“Shots fired! Shots fired!” Mescan was heard to report on a recording of the police radio at 10:53:42 a.m. One officer, Timothy Matson, was hit several times and had to be dragged down the narrow hall and downstairs for medical attention.
After a second gunfight, Mescan testified, he relayed on the radio that the shooter, crawling injured out of the room and into custody, had just told Officer Clint Thimons that his name was Robert Bowers and that he was 46 and gave his birth date. Mescan testified, “He made angry statements about, ‘All these Jews must die.’ ” Bowers also “spontaneously” spoke about Jews “killing children” and made hateful statements “multiple” times, Mescan testified.
For the first time during the testimony phase of the trial that began on Tuesday, the defense had questions for a government witness, asking Mescan about an electronic timer device he’d described as being from Bowers and having Mescan clarify that the bomb squad had determined it was not explosive nor linked to anything that was.
Public defender Elisa Long also asked Mescan about the statements he radioed that Bowers had made about Jews. Some had been relayed to him to broadcast on the radio, but the one about “All these Jews need to die”? “I heard it,” Mescan said.
Thimons was just the third witness of the day when at 2:35 p.m. he began his testimony. That included him entering the building and discovering Tree of Life Congregation’s Rabbi Jeffrey Myers sheltering in a bathroom and getting him out, then continuing moving toward where he heard his colleagues exchange shots with Bowers. He wound up in the second gunfight and being the officer who talked Bowers out of the room. He also helped cuff him, took two guns from him and dragged him to a room for medics to attend to him.
His testimony was consistent with Mescan’s about the things Bowers said, including Bowers saying he was acting alone. Still worried there could be other shooters, the officers lied to Bowers and said they had video of him entering the building with an accomplice. “He said, ‘No, that must be some f—ing Jew. I was by myself.’ And he took total ownership.”
Defense attorney and anti-death penalty specialist Judy Clarke asked him a few questions about those statements. Then she said, “Thank you very much for your service that day.”
The government called two more witnesses, FBI Special Agent Brian Collins, who testified about some email and password information connected to Bowers, and Pamela Browning of the Pennsylvania Criminal Intelligence Center, who on Oct. 27, 2018, had generated a biographical data sheet about Bowers for the Pittsburgh police.

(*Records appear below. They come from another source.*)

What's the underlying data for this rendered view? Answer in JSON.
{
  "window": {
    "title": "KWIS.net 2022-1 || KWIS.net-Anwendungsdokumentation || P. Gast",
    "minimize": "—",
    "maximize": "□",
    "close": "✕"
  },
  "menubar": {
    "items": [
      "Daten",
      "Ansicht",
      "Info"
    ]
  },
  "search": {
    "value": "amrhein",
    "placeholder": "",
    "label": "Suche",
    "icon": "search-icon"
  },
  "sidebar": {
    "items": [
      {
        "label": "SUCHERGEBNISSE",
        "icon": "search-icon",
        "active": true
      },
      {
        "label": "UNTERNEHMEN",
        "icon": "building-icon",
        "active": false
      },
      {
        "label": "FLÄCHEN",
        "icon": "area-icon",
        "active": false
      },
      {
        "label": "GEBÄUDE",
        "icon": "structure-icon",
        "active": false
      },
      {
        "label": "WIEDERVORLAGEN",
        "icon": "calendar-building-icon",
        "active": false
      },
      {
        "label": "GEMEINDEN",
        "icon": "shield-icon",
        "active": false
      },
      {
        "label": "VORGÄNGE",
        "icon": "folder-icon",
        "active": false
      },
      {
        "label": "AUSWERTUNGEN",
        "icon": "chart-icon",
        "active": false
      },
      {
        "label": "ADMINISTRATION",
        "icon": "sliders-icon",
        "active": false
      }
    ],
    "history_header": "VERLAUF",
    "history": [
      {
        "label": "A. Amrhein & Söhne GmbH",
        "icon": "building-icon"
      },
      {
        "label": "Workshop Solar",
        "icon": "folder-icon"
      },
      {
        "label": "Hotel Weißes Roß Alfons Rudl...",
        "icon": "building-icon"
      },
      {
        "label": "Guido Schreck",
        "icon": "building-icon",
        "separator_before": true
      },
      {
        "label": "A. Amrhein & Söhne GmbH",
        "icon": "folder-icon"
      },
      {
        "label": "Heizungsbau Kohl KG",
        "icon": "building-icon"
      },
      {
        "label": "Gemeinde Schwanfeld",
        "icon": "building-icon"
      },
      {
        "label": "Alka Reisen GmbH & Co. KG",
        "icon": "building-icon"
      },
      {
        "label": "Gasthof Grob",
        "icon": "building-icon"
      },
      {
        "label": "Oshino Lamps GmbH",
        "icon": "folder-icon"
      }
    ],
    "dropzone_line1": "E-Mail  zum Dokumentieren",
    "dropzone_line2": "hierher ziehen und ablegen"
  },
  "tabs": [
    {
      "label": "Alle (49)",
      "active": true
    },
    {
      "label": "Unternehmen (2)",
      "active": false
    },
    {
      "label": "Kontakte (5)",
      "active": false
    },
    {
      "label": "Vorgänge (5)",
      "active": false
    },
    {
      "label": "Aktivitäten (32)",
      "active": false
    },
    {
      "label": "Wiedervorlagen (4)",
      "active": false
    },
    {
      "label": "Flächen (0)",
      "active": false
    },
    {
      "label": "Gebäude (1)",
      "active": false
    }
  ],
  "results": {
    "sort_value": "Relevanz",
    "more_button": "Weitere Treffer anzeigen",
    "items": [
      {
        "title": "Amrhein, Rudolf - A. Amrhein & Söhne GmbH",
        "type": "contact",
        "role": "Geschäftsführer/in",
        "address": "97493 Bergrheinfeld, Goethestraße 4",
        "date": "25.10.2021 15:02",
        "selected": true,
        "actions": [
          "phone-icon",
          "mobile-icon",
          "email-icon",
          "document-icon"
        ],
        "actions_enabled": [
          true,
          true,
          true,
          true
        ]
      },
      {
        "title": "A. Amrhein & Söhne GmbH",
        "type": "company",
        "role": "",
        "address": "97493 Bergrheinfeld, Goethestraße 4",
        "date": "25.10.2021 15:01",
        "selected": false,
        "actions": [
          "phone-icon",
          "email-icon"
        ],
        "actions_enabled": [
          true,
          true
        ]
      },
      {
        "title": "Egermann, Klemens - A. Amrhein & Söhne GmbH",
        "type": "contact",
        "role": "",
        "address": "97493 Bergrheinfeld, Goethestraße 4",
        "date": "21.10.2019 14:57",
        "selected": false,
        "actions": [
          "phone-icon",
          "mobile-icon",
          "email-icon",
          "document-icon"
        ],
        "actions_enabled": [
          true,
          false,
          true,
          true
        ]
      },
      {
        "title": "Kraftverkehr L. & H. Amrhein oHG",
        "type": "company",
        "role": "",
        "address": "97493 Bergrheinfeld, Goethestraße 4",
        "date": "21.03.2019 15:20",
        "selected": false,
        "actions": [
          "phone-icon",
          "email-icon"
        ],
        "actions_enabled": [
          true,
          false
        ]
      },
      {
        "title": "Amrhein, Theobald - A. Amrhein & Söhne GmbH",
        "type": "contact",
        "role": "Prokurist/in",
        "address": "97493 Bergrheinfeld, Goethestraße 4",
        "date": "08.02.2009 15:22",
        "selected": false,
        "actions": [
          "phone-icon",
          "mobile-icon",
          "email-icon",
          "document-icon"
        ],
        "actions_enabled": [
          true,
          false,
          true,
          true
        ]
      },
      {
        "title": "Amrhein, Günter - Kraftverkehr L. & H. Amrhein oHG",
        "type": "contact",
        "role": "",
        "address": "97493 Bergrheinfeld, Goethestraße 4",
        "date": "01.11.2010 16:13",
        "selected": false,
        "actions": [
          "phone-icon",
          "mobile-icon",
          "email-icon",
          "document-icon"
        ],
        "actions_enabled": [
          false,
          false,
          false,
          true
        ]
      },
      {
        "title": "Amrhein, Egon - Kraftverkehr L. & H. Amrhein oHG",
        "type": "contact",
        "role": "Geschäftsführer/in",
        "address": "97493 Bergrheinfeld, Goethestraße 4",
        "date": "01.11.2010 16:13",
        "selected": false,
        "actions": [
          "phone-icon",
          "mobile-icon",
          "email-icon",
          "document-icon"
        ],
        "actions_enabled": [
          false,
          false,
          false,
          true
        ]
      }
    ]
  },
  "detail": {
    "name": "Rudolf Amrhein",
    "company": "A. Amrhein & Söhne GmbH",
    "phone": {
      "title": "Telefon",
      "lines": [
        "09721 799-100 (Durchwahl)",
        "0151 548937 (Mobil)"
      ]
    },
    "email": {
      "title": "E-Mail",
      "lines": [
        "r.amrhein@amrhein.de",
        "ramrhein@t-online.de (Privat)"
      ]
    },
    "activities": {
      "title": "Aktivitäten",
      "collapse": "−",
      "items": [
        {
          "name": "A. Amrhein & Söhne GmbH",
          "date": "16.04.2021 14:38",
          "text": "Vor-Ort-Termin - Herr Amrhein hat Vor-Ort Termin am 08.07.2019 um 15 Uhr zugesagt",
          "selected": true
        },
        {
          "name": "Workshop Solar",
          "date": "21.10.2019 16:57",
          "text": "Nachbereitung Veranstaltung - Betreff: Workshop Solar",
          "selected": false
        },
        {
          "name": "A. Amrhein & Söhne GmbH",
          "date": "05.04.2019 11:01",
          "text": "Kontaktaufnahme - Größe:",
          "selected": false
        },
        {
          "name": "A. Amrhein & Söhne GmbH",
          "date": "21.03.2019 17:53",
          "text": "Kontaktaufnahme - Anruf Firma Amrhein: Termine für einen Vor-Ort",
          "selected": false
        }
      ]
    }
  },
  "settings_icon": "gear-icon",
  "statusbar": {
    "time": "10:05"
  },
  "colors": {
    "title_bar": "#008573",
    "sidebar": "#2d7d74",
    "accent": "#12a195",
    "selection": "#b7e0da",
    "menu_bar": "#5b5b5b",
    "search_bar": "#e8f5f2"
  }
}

That report included bio information and posts about Jewish people on the site Gab.com.
“Ladies and gentlemen of the jury, you have worked hard all week,” U.S. District Judge Robert Colville said at about 4:30 p.m., thanking them and saying the trial will resume Monday morning. It is expected to take until the end of July.
This story is part of ongoing coverage of the Pittsburgh synagogue shooting trial by the Pittsburgh Jewish Chronicle and the Pittsburgh Union Progress in a collaboration supported by funding from the Pittsburgh Media Partnership.
Bob, a feature writer and editor at the Pittsburgh Post-Gazette, is currently on strike and serving as interim editor of the Pittsburgh Union Progress. Contact him at email@example.com.